I've finally found a vampire series I can sink my teeth into. ( Sorry for the awful pun). House of Night by mother-daughter team PC and Kristin Cast is a fun, sarcastic, and sometimes eerie look at "vampyres'' that must go to the House of Night school to become full-fledged vampyres.
Zoe Redbird has a vampyre mark on her forehead that means she has to go to the school, but her mark is so unique that even among vampyres, she's an outcast. There she befriends sweet country girl Stevie Rae, Damien, and best friends, Erin and Shaunee. After taking a few classes and speaking to her mentor, Neferet, Zoe realizes she has the power to be head of the Dark Daughters, a powerful group of the vampyres. Her only obstacle is mean girl, Aphrodite, who's head of the Dark Daughters and doesn't want to give up her high status-or the boy Zoe has a crush on and Aprodite's still in love with, Erik. Zoe has to deal with being away from her family, battling new enemies, and still being true to herself as she changes from a fledgling to a vampyre.
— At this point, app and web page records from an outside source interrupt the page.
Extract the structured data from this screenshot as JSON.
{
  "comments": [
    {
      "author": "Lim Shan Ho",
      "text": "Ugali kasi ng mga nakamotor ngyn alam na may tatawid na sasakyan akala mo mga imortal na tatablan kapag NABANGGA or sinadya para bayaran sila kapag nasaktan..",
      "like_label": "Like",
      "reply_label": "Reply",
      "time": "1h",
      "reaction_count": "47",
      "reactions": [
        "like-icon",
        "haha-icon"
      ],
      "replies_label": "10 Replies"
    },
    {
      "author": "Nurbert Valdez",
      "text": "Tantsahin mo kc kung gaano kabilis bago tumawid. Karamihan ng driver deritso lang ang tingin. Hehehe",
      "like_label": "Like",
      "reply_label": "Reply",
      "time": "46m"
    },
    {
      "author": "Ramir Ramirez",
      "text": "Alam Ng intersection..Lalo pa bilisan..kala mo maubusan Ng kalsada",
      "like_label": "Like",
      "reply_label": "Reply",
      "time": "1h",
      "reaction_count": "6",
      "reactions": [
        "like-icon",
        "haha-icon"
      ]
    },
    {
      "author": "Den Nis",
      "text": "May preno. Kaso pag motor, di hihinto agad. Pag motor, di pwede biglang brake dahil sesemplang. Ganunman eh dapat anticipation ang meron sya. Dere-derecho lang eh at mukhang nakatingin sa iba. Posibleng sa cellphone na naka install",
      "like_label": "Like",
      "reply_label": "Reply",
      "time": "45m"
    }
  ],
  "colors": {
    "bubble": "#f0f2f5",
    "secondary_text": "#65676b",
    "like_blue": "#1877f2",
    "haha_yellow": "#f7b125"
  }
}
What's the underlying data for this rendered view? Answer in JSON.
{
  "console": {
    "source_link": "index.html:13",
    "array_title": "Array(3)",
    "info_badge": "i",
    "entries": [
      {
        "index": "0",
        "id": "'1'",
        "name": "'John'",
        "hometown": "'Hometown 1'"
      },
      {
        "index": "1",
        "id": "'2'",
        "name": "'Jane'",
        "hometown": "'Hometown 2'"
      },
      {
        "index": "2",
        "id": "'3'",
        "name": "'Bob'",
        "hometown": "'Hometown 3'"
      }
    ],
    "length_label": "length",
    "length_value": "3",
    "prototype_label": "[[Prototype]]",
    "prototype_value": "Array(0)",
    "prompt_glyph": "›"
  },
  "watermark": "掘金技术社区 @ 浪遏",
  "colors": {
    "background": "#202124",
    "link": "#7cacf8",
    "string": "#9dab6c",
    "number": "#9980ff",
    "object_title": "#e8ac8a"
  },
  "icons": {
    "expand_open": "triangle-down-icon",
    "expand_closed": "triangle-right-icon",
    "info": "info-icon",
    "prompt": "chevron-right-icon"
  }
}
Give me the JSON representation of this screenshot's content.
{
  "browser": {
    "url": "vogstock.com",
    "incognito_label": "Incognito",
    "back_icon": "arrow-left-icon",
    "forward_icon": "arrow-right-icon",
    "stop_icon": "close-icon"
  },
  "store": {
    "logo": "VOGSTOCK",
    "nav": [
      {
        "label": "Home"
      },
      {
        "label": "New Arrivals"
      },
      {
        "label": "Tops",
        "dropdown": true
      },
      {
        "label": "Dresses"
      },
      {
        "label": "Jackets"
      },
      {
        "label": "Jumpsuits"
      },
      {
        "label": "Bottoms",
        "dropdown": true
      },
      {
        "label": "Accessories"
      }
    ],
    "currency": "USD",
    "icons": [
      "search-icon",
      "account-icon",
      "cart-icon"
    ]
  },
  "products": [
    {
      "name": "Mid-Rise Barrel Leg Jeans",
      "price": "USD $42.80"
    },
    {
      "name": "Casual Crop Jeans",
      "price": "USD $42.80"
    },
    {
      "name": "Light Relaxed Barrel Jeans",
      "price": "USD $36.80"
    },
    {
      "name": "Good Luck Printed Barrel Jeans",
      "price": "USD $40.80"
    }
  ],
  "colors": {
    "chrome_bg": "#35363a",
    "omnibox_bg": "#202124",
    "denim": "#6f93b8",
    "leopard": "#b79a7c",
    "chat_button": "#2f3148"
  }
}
House of Night may be similar to Twilight, with vampire teenagers in high school, but that's about all I see the two series have in common. This book has much more mature subject matter ( Damien is openly gay, sex is mentioned quite a bit, and the characters curse). This book is also more matriarchal ( the vampyres worship a Goddess, male vampyres assist female ones, and Native American rituals in the book are performed by powerful women). This series has caused controversy because of that, so if you're more into straight vampires in innocent love, stay with Twilight. If you want an edgier, but still teenage vampire series, though, check out Marked ( after I return it) under YA FIC Cast. The other books in the series will be on the shelves soon!
I loved the honest writing of Laurie Halse Anderson in the novel, Speak, and I really love her unflinching portrayal of anorexia in her newest book, Wintergirls. In this story, Lia is a troubled anorexic teenager coping with the death of her former best friend, Cassie, who was also anorexic. To make it worse, Cassie called Lia 33 times before she died, but Lia ignored her calls, because they weren't friends anymore.
Wracked with guilt over abandoning Cassie and delusional from the weakness of her disease, Lia thinks she see Cassie's ghost telling her that she has to come over to Cassie's side to be as thin as she wants. Lia drifts further down into anorexia and cuts herself, too. Lia is straining the patience of her family, doesn't feel like anyone understands her, and it seems like the only way she'll ever be happy is if she becomes a "wintergirl'' like Cassie. Wintergirls is a painful, realistic look at the toll eating disorders take on people ( but especially girls) mentally and physically.
This summer, starting June 22, reading rocks! For the summer reading contest, one lucky teen can be given the chance to win an iPod shuffle! Reading 5 hours wins you a flash drive. Read 10 hours and you get a free bowling pass from Brunswick Bowling and you're automatically entered for the chance to win the shuffle. You can read anything ( hopefully, including this blog), from comics to Myspace pages to magazines. Get a reading log from and return it to the file on the glass display case. You can also e-mail what you wrote to me at email@example.com. Write down what you wrote and turn it in. Good luck and see you in the library this summer!